Young People and Sexting

OCTOBER 2, 2012
Bravehearts defines ‘sexting’ as the transmission of sexual images or words via mobile phone but also via all other technology including Skype, social networking, MSM and chat rooms. In most instances of sexting, young people are merely acting impulsively.
Research suggests that sexting occurs along a continuum of behaviours, including:
  • Typical teen behavior – which is just part of adolescent courtship and relationships (most cases of sexting seem to fall under this category.
  • Typical teen behavior – which is just part of adolescent courtship and relationships (most cases of sexting seem to fall under this category.
  • Problematic boyfriend/girlfriend relationships – where there is a measure of abuse or dating violence that takes place.
  • Intentional exploitation – blackmail, extortion, coercion, deception and trickery.

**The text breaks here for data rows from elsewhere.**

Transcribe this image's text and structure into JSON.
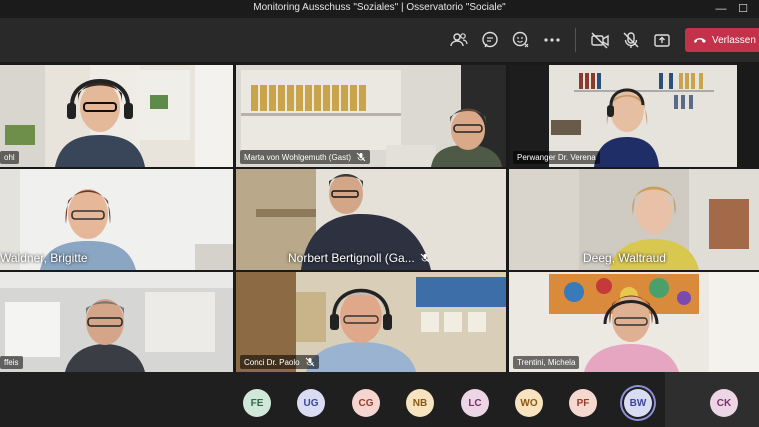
{
  "window": {
    "title": "Monitoring Ausschuss \"Soziales\" | Osservatorio \"Sociale\"",
    "minimize_glyph": "—",
    "maximize_glyph": "☐"
  },
  "toolbar": {
    "leave_label": "Verlassen",
    "icons": [
      "participants-icon",
      "chat-icon",
      "reactions-icon",
      "more-icon",
      "camera-off-icon",
      "mic-off-icon",
      "share-icon"
    ]
  },
  "tiles": [
    {
      "name": "ohl",
      "muted": false
    },
    {
      "name": "Marta von Wohlgemuth (Gast)",
      "muted": true
    },
    {
      "name": "Perwanger Dr. Verena",
      "muted": false
    },
    {
      "name": "Waldner, Brigitte",
      "muted": false
    },
    {
      "name": "Norbert Bertignoll (Ga...",
      "muted": true
    },
    {
      "name": "Deeg, Waltraud",
      "muted": false
    },
    {
      "name": "ffeis",
      "muted": false
    },
    {
      "name": "Conci Dr. Paolo",
      "muted": true
    },
    {
      "name": "Trentini, Michela",
      "muted": false
    }
  ],
  "participants": [
    {
      "initials": "FE",
      "bg": "#cfe8d9",
      "fg": "#2e6b46"
    },
    {
      "initials": "UG",
      "bg": "#d9dcf2",
      "fg": "#3c4799"
    },
    {
      "initials": "CG",
      "bg": "#f5d5d0",
      "fg": "#9a3a2c"
    },
    {
      "initials": "NB",
      "bg": "#f7e3bf",
      "fg": "#8a5a12"
    },
    {
      "initials": "LC",
      "bg": "#ecd6e6",
      "fg": "#7c2f6b"
    },
    {
      "initials": "WO",
      "bg": "#f7e3bf",
      "fg": "#8a5a12"
    },
    {
      "initials": "PF",
      "bg": "#f5d8d0",
      "fg": "#9a3a2c"
    },
    {
      "initials": "BW",
      "bg": "#d9dcf2",
      "fg": "#3c4799"
    },
    {
      "initials": "CK",
      "bg": "#ecd6e6",
      "fg": "#7c2f6b"
    }
  ]
}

An adult may be involved in these situations.
  • Self-exploitation – which involves youth who brazenly and willingly expose themselves online in a sexual manner.

Research cited in the Joint Select Committee on Cyber-Safety report (2011) suggest that around 10% of a sample of 5,000 students had sent a nude photo of themselves by mobile phone. In addition, a recent Australian report (Green, Brady, Ólafsson, Hartley & Lumby. 2012) found that 15% of Australian children aged 11-16 year old internet users have received sexual messages online, with 4% of Australian children have sent sexts online.

The proliferation of mobile devices with the ability to send pictures and video quickly has led to the potential that many teenagers can find themselves facing legal consequences, even if the forwarding of the images was consensual.

In Queensland last year, the Sunday Mail highlighted the issue in a report that found that In the past three years, more than 450 child pornography charges have been laid against youths between the ages of 10 and 17, including 113 charges of "making child exploitation material" (Sunday Mail, 9th October, 2011).

Legislation responses need to be carefully constructed to ensure the protection of young people. It is suggested that, to understand how the law regulates sexting, it is necessary to effectively address sexting under our laws we need to take into consideration a range of factors such as:

a) the intent of the person who sent the original image,

b) how those images came into the possession of the person who has the, and

c) how those images or videos are subsequently used and/or redistributed.

It may be argued that an appropriate approach may be to ensure the inclusion of sexted images under child pornography legislation, with an available defence for young people who voluntarily self-produce and distribute such images to other minors.

The availability of such a defence could protect young people who self‐produce images and some minors who receive them, for example if they can show that they did not exert pressure on the producer and did not further distribute the images.

This approach would facilitate effective prosecution of adult offenders while protecting the interests of the minors who are depicted in the images.

Additionally, a more effective consequence for young people involved in sexting would be a diversionary and/or preventative program focussed on awareness and education. It would be preferable that young people realise the severe moral, personal and social costs of their actions before they commit an act that may have serious legal consequences.


Green, L., Brady, D., Ólafsson, K., Hartley, J., & Lumby ,C. (2011). Risks and Safety for Australian Children on the Internet. Perth [WA]: ARC Centre for Excellence for Creative Industries and Innovation, Edith Cowan University

Joint Select Committee on Cyber-Safety report (2011). High-Wire Act: Cyber-safety and the young. Canberra [ACT]: Parliament of the Commonwealth of Australia.

National Child Protection Clearinghouse (2010). Images of Children and Young People Online. Melbourne [Vic]: Australian Institute of Family Studies.